Message from the President
Nicholas S. Hill, MD
Research Funding & the ATS
I can recall no time since completing my fellowship nearly 30 years ago when the research funding environment has been more challenging. The American Recovery and Reinvestment Act money has flushed through the National Institutes of Health, and paylines during this most recent cycle were about10 percent.
To make matters worse, Congress is suffering from political paralysis, and deficit reduction measures threaten to drastically shrink the NIH budget even further.
The consequences of this funding environment on biomedical research could be devastating, as outstanding researchers with well-established records are forced to abandon their careers. Even more disturbing is the negative effect this environment has on trainees. Many observe what’s happening to their mentors and decide on an alternative career path.
The return on investment for biomedical research has been enormous, and the tragic failure to maintain our research infrastructure will likely retard scientific progress for decades to come.
What can the ATS do to help? Via its Washington Office, led by Gary Ewart and Nuala Moore, the ATS has been championing the public health and economic benefits of research. Unfortunately, the intransigents in Congress have been immune to these arguments thus far, and we will have to await next year’s elections to see if the political winds change.
Can the ATS help by funding more research on its own? Seven years ago, the ATS Foundation was created to serve as the conduit for research funding, largely from individuals. Since then, the amount of money raised has increased substantially, but still remains much smaller than desired.
The world financial crisis and changes in pharma-funding regulations have reduced ATS revenues by approximately 25 percent since their peak in 2007. In 2010, all research support was shifted out of the ATS and into the ATS Foundation, which is now solely responsible for raising funds for the research program.
Though significant cuts were made to the research program in 2010, the Foundation this year funded two new unrestricted grants and restored matching funds for the most generous research support provided by our Public Advisory Roundtable members and industry partners. The ATS Foundation and its partners are supporting a total of 14 new grants this year, and are continuing to support 13 grants first awarded in 2010. In total, the ATS Foundation contributed $876,250 in grant support in 2011.
Yet, we’d like to do much better. In this regard, we are hamstrung because the separation agreement with the American Lung Association precludes the ATS from approaching the public directly for such support.
Nonetheless, Jim Donohue, who chairs the ATS Foundation, and Lydia Neumann, its director, have been raising more funds. The annual research dinner at the International Conference has been a success, and combined with the end-of-the-year fund drive, allowed the Foundation to exceed its research target of $400,000 new dollars. One reason why we exceeded our goal is that the percentage of members who donated to the Foundation has increased from 7 to 10 percent over the past several years.
This year, our target is $500,000 for research alone. If we can meet this ambitious goal, we can double the number of unrestricted research grants to four. To meet that goal, however, we need more members contributing more money. This is entirely doable: if a third of the ATS’s 15,000 members donated just $200 each, we would raise a $1 million.

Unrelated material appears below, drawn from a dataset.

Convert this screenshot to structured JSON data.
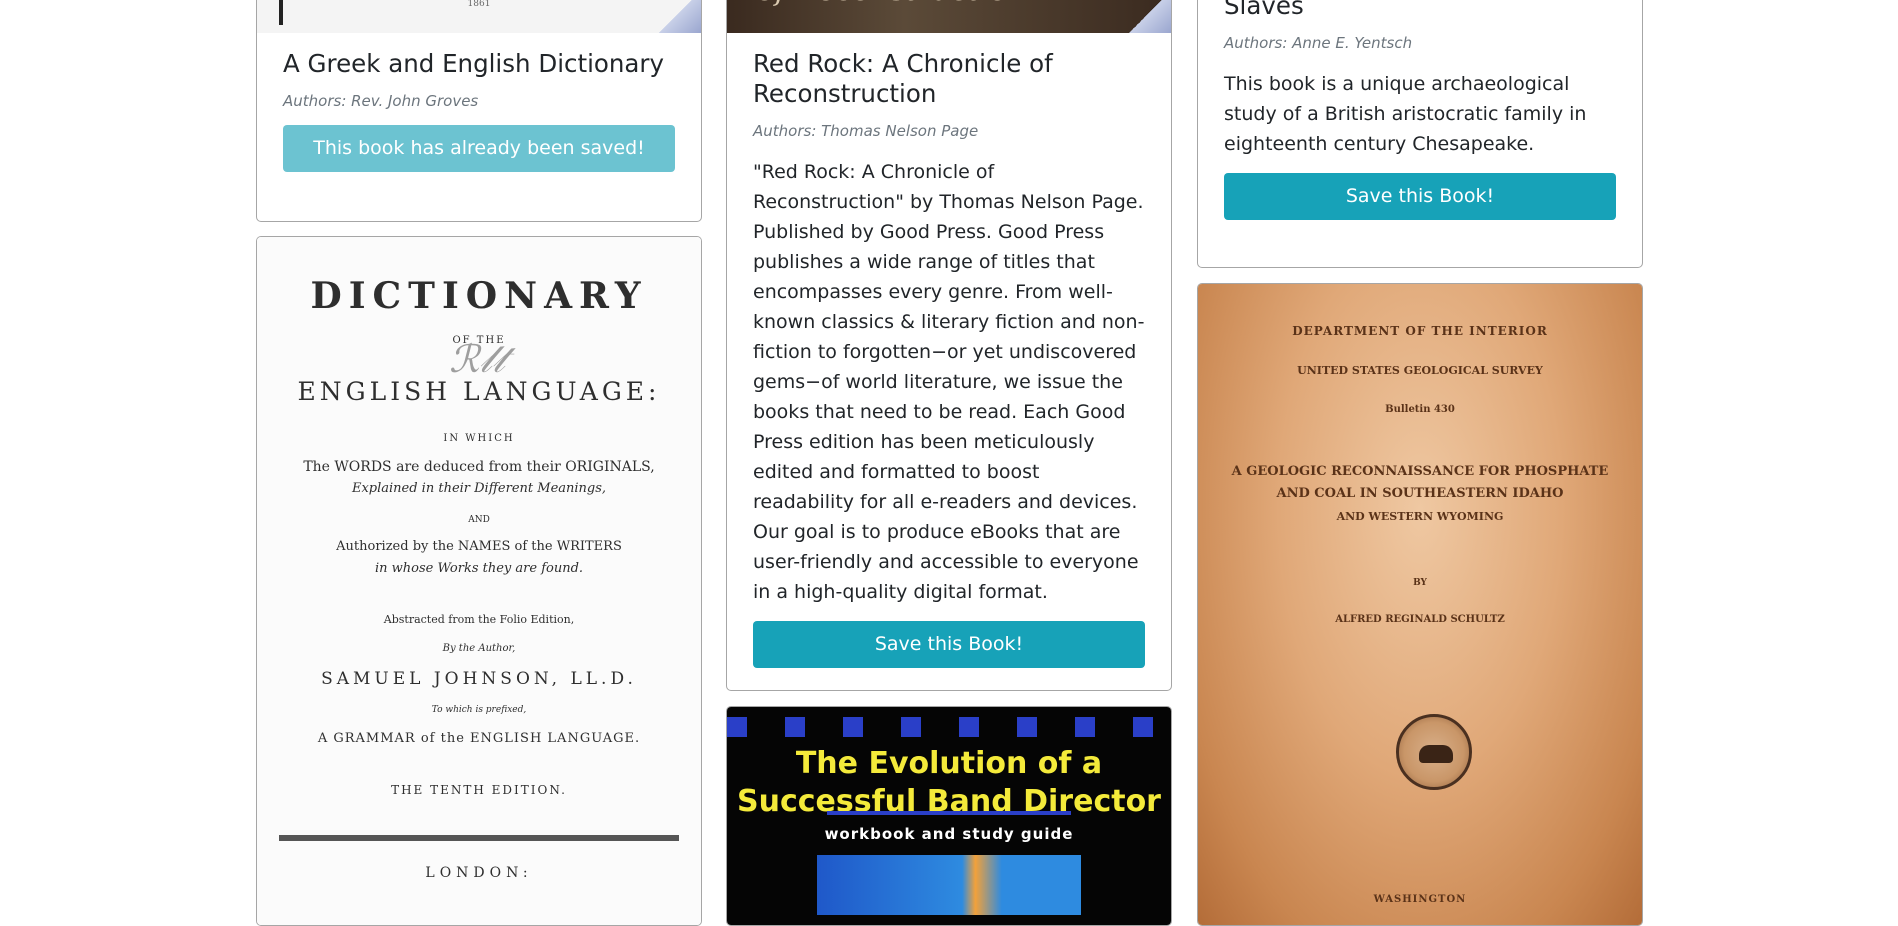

As a membership organization, our chief source of funds is our members. Some members complain that our research portfolio is paltry, but how can we expect others to give if we don’t ourselves?
However, we can’t rely on members alone. Jim and Lydia have been making connections with potential private donors and encouraging our members to have grateful patients donate. We have initiated regional dinners with donor prospects that have yielded some additional funding. And I have convened a task force, chaired by Jesse Roman who is also the chair of our Scientific Advisory Committee, to increase funding for the ATS Foundation. The task force is charged with examining the track record of the Foundation and formulating actionable ideas to attract more funding.
We remain optimistic that we can increase the Foundation’s research portfolio, but we need member support–both financial and otherwise. Help with identifying philanthropic individuals, family foundations and grateful patients who may be interested in the ATS mission and assistance with organizing regional dinners can be invaluable.
The ATS is very grateful to those who help to support the ATS Foundation’s Research Program We hope that in this holiday season, more will be inclined to give. We are highly committed to doing as much as we can to help our many investigators in these challenging times.
With every good wish for you and your family and friends for the holidays, and please don’t hesitate to contact me, Jim, or Lydia with other ideas or suggestions.